Among the lines of the data, copy those that hold "screenshot".

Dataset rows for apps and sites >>

=== Begin Enclosure ===

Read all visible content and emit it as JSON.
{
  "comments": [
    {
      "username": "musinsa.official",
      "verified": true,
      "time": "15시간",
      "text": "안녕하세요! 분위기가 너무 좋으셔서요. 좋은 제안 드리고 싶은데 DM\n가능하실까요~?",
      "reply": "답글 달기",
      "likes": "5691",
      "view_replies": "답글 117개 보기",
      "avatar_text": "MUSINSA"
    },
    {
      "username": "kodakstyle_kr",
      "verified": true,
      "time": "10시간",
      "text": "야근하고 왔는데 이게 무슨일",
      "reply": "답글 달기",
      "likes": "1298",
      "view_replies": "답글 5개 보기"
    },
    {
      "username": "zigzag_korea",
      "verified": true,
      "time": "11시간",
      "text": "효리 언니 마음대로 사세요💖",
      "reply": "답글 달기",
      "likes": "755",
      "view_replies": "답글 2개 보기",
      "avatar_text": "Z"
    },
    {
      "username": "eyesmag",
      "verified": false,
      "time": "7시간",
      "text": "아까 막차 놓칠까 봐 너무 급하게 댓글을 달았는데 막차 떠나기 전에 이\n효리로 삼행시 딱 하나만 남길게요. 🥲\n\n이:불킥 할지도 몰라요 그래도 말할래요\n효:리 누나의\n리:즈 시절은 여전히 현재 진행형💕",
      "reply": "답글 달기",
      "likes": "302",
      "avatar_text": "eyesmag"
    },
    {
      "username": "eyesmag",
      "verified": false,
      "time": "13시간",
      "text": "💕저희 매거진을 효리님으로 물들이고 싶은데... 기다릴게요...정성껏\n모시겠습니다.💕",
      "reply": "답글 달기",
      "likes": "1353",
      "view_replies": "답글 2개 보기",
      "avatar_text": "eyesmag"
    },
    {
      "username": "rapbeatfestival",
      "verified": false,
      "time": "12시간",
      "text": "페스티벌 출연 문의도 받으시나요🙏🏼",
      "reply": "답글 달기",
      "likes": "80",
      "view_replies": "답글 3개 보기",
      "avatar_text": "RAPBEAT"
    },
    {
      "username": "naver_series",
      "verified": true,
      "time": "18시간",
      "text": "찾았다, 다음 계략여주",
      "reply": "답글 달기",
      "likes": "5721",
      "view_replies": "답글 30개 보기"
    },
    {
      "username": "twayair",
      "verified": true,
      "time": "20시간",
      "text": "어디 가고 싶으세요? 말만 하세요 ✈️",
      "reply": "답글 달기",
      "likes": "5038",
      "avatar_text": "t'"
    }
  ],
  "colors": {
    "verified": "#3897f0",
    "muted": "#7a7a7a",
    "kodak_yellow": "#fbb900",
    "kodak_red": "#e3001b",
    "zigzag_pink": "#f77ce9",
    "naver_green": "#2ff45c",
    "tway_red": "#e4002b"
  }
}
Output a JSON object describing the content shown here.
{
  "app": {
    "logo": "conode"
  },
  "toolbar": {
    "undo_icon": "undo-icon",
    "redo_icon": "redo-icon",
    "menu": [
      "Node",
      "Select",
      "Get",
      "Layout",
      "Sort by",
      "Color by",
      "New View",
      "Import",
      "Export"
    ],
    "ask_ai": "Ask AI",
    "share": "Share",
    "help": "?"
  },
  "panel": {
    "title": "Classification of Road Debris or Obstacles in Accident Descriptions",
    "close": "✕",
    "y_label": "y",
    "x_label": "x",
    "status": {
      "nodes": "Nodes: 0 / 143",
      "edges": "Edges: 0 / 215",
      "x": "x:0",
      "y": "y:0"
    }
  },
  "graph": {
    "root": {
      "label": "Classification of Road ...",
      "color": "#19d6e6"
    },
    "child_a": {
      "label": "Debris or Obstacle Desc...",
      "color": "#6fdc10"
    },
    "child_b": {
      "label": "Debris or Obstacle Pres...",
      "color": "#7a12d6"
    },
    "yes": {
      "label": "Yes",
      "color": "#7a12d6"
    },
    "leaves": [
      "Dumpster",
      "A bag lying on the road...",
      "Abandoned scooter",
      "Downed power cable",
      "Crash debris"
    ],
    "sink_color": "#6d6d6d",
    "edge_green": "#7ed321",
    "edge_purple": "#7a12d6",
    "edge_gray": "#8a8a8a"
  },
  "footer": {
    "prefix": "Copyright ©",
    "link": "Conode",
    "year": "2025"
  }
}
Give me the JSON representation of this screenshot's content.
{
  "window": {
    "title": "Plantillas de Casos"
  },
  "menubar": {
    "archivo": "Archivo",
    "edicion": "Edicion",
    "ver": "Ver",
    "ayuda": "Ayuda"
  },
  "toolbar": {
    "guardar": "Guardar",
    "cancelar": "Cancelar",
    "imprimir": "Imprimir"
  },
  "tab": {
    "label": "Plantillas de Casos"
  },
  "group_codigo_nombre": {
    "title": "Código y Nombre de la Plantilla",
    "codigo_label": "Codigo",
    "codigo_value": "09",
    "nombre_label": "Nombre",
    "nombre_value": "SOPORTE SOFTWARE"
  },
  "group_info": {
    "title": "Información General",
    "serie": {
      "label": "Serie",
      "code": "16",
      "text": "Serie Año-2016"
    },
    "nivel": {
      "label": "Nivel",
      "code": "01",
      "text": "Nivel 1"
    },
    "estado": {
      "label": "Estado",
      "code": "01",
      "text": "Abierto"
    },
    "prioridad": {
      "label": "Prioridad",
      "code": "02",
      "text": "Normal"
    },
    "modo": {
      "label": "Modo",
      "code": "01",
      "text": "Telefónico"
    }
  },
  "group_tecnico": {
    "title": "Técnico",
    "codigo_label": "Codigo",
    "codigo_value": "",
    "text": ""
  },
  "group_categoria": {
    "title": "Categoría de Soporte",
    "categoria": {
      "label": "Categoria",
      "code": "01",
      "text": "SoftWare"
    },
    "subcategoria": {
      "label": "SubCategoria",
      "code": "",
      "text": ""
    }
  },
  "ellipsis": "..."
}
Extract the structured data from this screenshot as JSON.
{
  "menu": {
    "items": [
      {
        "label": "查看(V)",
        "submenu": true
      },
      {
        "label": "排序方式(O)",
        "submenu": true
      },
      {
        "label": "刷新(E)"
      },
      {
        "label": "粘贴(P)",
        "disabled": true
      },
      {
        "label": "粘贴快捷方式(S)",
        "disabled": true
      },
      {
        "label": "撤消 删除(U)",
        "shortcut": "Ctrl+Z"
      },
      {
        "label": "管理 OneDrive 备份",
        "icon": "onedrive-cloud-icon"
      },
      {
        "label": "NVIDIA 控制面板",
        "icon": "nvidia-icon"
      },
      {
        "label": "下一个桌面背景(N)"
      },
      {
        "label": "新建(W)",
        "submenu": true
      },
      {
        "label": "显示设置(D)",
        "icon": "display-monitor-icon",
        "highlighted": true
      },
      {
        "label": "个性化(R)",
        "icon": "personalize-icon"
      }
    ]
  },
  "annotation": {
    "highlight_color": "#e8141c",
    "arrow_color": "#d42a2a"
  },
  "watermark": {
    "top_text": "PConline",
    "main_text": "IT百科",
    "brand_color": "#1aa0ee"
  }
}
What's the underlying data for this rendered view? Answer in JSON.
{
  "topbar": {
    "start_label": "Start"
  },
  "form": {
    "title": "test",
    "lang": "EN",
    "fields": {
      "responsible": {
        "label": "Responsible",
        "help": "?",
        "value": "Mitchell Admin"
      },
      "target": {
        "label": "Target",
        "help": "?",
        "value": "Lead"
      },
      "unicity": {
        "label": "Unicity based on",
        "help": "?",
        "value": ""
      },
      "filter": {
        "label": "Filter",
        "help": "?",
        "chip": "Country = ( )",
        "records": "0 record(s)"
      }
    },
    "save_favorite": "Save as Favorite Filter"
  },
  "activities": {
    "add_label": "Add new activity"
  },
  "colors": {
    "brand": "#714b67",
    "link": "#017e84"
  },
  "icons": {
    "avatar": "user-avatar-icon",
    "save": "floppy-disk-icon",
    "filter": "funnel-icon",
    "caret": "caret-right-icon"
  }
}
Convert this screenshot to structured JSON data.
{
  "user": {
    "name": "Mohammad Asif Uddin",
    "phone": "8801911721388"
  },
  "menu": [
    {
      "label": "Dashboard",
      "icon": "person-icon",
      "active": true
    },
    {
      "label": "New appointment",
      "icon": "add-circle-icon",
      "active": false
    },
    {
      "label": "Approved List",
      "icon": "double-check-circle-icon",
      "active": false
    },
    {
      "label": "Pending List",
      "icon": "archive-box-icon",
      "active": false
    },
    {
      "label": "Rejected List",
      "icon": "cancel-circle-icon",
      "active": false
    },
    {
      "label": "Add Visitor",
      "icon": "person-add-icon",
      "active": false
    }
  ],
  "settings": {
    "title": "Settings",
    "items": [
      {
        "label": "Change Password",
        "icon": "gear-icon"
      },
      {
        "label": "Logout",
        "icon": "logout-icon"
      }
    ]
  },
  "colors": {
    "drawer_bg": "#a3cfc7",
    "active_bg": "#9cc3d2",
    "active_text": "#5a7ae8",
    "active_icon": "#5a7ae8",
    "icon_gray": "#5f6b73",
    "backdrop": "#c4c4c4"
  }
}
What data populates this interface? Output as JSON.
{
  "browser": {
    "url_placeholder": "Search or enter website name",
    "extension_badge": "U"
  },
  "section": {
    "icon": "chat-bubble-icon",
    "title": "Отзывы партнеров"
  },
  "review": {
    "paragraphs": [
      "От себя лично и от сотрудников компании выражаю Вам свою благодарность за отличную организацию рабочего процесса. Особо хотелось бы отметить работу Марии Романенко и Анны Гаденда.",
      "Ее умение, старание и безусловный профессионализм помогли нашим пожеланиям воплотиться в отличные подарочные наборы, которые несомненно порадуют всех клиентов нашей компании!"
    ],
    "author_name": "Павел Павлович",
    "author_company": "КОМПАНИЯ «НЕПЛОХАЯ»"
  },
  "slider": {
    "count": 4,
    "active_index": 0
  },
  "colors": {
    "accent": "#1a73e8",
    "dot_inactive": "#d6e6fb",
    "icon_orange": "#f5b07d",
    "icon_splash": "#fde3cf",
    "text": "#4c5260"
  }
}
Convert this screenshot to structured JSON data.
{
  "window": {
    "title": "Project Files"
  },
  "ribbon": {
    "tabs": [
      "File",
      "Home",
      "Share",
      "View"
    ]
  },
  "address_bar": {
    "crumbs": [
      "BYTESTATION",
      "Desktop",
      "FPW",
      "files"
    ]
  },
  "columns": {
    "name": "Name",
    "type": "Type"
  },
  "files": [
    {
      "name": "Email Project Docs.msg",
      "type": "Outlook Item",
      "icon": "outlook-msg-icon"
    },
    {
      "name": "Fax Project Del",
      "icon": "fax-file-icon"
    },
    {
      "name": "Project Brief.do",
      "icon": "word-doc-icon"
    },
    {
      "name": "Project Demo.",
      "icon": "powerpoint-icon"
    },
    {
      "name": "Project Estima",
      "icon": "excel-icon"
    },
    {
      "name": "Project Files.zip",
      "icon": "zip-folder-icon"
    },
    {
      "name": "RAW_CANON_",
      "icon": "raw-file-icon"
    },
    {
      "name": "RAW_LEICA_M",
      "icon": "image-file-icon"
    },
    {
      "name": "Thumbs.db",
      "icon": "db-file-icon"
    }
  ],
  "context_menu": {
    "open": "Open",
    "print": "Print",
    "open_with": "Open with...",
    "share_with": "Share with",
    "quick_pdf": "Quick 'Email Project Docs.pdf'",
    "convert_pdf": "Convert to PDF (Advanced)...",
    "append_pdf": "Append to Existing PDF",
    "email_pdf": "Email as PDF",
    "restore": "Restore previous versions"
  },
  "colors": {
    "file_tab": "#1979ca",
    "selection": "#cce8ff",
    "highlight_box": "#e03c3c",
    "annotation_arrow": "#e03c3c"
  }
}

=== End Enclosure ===

ANSWER SPACE >>
Give me the JSON representation of this screenshot's content.
Extract the structured data from this screenshot as JSON.
Convert this screenshot to structured JSON data.
Convert this screenshot to structured JSON data.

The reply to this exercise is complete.